Manufacturing education is, indeed, in crisis.
When manufacturers have hundreds of thousands available jobs and nobody to fill them, during a period of high unemployment, the crisis is obvious. There's just not enough people to get the job done.
At the International Manufacturing Technology Show in Chicago this fall, the Society of Manufacturing Engineers released a white paper outlining the severity of the manufacturing education problem and outlining key solutions.
It can't be stated enough: Resolving this problem is critical to rebuilding the economy, preserving the security of the United States and solving our nation's nagging unemployment problems.
All the initiatives outlined in "Workforce Imperative: A Manufacturing Engineering Strategy," such as boosting Science, Technology, Engineering and Mathematics (STEM) education and integrating manufacturing into all STEM topics, are solid ones.
But manufacturing's very serious image problem cannot be overlooked. That's why Job. No. 1 in the report is attracting students into manufacturing by addressing the image problems in manufacturing.
Students are smart and practical. Just as good consumers flock to deals, students gravitate to career paths where employment opportunities are plentiful, such as nursing -- even if they may not perceive the jobs as all that enticing. They educate themselves, after all, so they can secure jobs to support themselves and a family.

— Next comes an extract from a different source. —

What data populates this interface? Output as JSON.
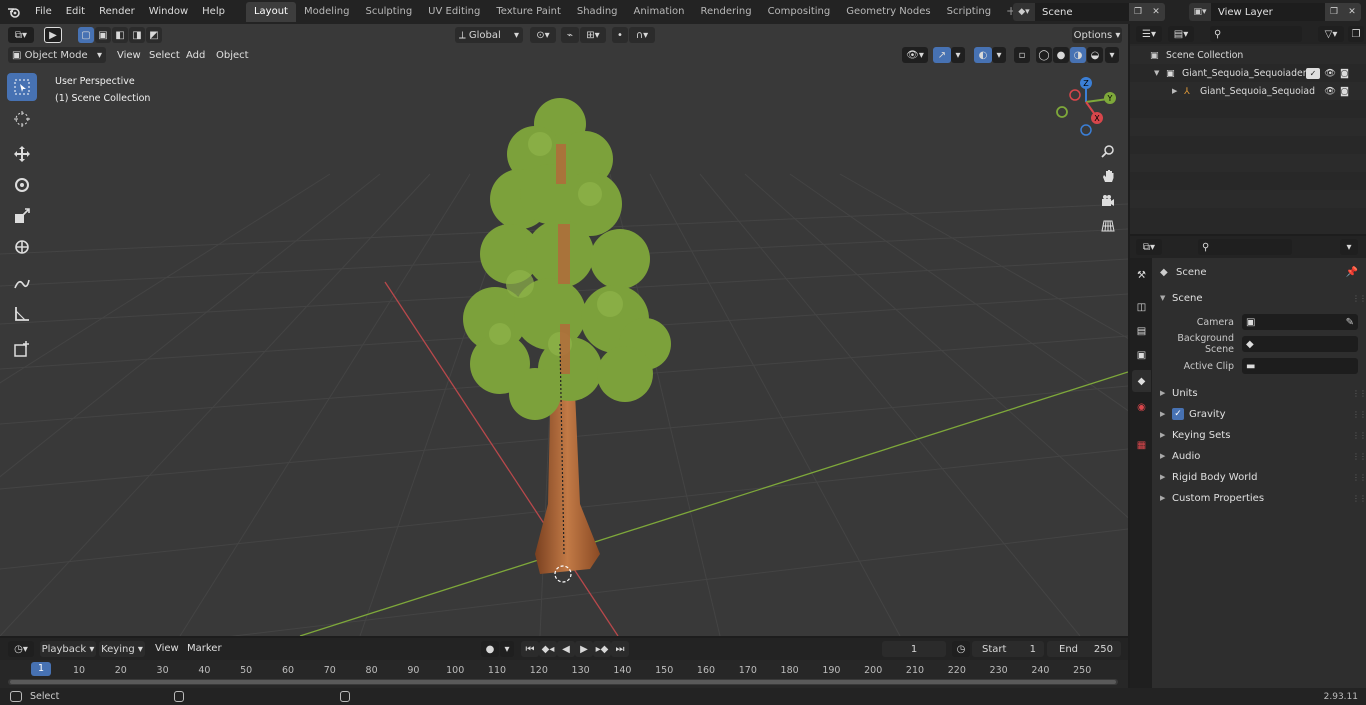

But despite ample opportunities in areas of manufacturing that are creative and high-tech, students are staying away. Manufacturers need to do some real soul searching about why that is.
As a kid who watched the steel industry collapse in Western New York and, as a reporter, covered the collapse of the US auto industry during the past decade, I think I have some ideas. I was reviewing a graph of U.S. manufacturing employment this morning, and all those spikes and plummets may bear out the real reason it's been difficult to attract students despite the available jobs.
Workers, both white collar and blue collar, don't just want jobs -- they want stable jobs. Nobody wants to work on a roller coaster of uncertainty. And they certainly don't want to invest time and money in an education for a job that may be here today and gone tomorrow.
But many people do view working in the manufacturing industry as unstable. U.S. manufacturing employment peaked in 1975, with 19.5 million workers, and it's mostly been a grueling ride downhill since then. Today, just shy of 12 million people work in the sector. That's a lot of heartache for the 7.5 million workers who lost jobs during the past four decades.
It's difficult to imagine anybody who doesn't know somebody who lost a manufacturing job. And that may be the real challenge for manufacturers trying to attract new workers as the sector begins expanding again.
Today, a lot of good work is being done industry-wide to outline the new face of manufacturing - what many of us call "advanced manufacturing" these days. The new advanced manufacturing sector is clean (not rusty), high-tech and creative. And all of that is enticing.
But we in the industry also need to prove that the manufacturing sector is a stable place to build a long-lasting, reliable career.
Before students invest in an expensive education, they want to know they aren't going to end up in the unemployment lines the next time there's a downturn. While few jobs can make that promise, especially these days, manufacturing is going to have to try if it's going to win over a new generation ready to build a new advanced manufacturing sector.